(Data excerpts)

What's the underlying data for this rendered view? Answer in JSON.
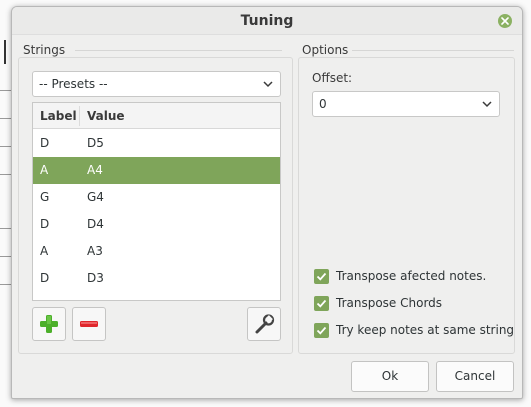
{
  "dialog": {
    "title": "Tuning"
  },
  "strings": {
    "group_title": "Strings",
    "presets": {
      "selected": "-- Presets --"
    },
    "columns": [
      "Label",
      "Value"
    ],
    "rows": [
      {
        "label": "D",
        "value": "D5",
        "selected": false
      },
      {
        "label": "A",
        "value": "A4",
        "selected": true
      },
      {
        "label": "G",
        "value": "G4",
        "selected": false
      },
      {
        "label": "D",
        "value": "D4",
        "selected": false
      },
      {
        "label": "A",
        "value": "A3",
        "selected": false
      },
      {
        "label": "D",
        "value": "D3",
        "selected": false
      }
    ],
    "tools": {
      "add_icon": "plus-icon",
      "remove_icon": "minus-icon",
      "edit_icon": "wrench-icon"
    }
  },
  "options": {
    "group_title": "Options",
    "offset_label": "Offset:",
    "offset_value": "0",
    "checks": [
      {
        "label": "Transpose afected notes.",
        "checked": true
      },
      {
        "label": "Transpose Chords",
        "checked": true
      },
      {
        "label": "Try keep notes at same string",
        "checked": true
      }
    ]
  },
  "buttons": {
    "ok": "Ok",
    "cancel": "Cancel"
  },
  "colors": {
    "accent": "#7fa55a",
    "close": "#8bb162",
    "add": "#4caf2a",
    "remove": "#e0262c"
  }
}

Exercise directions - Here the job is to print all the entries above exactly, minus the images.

Solution to this problem -
What's the underlying data for this rendered view? Answer in JSON.
{
  "dialog": {
    "title": "Tuning"
  },
  "strings": {
    "group_title": "Strings",
    "presets": {
      "selected": "-- Presets --"
    },
    "columns": [
      "Label",
      "Value"
    ],
    "rows": [
      {
        "label": "D",
        "value": "D5",
        "selected": false
      },
      {
        "label": "A",
        "value": "A4",
        "selected": true
      },
      {
        "label": "G",
        "value": "G4",
        "selected": false
      },
      {
        "label": "D",
        "value": "D4",
        "selected": false
      },
      {
        "label": "A",
        "value": "A3",
        "selected": false
      },
      {
        "label": "D",
        "value": "D3",
        "selected": false
      }
    ],
    "tools": {
      "add_icon": "plus-icon",
      "remove_icon": "minus-icon",
      "edit_icon": "wrench-icon"
    }
  },
  "options": {
    "group_title": "Options",
    "offset_label": "Offset:",
    "offset_value": "0",
    "checks": [
      {
        "label": "Transpose afected notes.",
        "checked": true
      },
      {
        "label": "Transpose Chords",
        "checked": true
      },
      {
        "label": "Try keep notes at same string",
        "checked": true
      }
    ]
  },
  "buttons": {
    "ok": "Ok",
    "cancel": "Cancel"
  },
  "colors": {
    "accent": "#7fa55a",
    "close": "#8bb162",
    "add": "#4caf2a",
    "remove": "#e0262c"
  }
}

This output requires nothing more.